▶ **The problem**:
Select the lines of the records containing the word "JSON" and list them.

Data records for software interfaces

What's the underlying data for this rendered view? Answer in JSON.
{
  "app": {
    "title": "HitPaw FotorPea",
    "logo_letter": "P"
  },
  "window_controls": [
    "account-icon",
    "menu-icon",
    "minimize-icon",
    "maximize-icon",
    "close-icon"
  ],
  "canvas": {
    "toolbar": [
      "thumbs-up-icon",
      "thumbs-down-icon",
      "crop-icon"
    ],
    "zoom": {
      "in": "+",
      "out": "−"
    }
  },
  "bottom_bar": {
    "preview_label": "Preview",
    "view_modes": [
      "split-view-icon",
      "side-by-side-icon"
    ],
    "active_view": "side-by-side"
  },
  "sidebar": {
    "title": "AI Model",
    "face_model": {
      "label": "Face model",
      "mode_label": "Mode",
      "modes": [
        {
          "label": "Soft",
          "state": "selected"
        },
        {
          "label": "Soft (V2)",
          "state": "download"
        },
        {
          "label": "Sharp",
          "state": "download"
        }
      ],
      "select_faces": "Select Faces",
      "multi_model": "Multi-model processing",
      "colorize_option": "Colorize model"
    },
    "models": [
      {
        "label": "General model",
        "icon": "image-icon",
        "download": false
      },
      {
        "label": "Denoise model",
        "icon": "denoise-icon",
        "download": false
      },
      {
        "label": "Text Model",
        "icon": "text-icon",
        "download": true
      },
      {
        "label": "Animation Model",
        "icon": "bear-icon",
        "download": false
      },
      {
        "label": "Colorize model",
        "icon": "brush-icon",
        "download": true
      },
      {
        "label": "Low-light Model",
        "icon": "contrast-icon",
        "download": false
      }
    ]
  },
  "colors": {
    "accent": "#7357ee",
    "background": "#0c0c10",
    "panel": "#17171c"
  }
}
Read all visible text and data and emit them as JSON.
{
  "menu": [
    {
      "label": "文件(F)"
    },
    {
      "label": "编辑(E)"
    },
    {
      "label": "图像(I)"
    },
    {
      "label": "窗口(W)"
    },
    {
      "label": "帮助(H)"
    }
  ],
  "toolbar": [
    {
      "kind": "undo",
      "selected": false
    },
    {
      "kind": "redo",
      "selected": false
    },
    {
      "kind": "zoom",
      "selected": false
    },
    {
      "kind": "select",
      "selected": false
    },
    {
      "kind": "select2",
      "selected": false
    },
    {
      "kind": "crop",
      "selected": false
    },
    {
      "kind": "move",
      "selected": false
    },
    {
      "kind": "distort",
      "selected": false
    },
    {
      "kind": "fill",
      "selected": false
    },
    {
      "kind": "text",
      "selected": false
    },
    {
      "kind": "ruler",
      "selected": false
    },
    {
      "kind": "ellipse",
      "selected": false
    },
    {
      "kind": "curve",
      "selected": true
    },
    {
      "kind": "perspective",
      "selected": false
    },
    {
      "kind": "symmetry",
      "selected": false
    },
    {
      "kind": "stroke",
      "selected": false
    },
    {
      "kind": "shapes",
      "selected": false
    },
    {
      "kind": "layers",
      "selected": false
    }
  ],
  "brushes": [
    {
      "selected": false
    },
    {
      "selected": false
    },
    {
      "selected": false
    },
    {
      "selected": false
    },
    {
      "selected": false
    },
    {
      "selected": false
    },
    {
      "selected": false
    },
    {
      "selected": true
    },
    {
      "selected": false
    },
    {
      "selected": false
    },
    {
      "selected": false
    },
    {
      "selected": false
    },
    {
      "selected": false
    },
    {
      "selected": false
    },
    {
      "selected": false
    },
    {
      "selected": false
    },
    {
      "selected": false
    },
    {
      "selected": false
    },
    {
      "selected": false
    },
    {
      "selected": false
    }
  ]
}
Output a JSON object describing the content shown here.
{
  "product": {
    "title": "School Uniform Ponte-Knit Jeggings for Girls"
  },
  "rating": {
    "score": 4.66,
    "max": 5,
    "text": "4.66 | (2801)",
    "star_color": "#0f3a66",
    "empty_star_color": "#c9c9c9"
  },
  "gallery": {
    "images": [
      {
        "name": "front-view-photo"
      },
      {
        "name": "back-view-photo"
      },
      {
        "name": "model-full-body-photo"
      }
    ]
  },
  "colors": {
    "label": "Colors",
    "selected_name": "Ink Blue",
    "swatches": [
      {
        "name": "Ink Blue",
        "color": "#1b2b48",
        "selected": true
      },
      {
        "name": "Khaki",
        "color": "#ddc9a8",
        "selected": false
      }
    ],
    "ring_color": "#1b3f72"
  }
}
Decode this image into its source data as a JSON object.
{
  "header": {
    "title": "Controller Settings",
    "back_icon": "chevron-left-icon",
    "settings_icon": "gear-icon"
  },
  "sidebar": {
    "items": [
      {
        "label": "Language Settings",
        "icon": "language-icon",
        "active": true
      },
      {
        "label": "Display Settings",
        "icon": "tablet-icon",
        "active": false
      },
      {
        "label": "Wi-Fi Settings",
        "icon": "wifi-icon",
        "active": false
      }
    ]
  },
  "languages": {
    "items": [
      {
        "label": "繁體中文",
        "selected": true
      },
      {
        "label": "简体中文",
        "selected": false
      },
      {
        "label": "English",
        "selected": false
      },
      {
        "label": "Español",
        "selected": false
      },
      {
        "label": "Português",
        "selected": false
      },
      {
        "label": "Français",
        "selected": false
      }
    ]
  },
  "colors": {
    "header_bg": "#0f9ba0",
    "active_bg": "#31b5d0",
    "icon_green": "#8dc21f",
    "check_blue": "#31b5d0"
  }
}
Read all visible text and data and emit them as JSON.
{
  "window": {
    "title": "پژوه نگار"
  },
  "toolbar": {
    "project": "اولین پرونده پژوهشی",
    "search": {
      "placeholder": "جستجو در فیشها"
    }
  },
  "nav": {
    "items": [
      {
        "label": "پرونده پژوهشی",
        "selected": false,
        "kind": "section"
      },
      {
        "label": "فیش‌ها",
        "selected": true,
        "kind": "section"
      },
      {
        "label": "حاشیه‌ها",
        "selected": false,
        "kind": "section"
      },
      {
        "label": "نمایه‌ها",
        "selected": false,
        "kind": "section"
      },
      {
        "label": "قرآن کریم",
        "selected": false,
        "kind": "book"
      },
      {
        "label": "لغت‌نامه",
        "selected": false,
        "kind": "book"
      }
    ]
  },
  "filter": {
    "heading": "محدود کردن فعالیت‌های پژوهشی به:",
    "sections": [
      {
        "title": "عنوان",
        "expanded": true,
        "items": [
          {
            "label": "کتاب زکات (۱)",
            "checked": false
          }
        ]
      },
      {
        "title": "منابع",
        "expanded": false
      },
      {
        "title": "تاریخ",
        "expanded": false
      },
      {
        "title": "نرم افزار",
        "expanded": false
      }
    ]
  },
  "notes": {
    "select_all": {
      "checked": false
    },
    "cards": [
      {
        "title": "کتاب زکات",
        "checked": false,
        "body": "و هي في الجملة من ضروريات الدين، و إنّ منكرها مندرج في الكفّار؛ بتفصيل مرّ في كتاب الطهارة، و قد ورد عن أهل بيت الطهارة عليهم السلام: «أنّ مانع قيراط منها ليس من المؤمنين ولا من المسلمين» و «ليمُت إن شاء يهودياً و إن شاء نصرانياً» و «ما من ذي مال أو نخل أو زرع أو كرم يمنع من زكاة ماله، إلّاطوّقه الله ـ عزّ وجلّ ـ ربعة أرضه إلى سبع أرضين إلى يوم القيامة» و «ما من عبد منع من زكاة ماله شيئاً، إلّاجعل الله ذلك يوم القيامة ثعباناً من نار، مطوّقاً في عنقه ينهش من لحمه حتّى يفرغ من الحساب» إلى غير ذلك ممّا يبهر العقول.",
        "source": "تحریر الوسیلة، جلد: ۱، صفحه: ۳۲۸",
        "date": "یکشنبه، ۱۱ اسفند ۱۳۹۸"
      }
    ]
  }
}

▶ **Solution to this task**:
What's the underlying data for this rendered view? Answer in JSON.
Read all visible text and data and emit them as JSON.
Output a JSON object describing the content shown here.
Decode this image into its source data as a JSON object.
Read all visible text and data and emit them as JSON.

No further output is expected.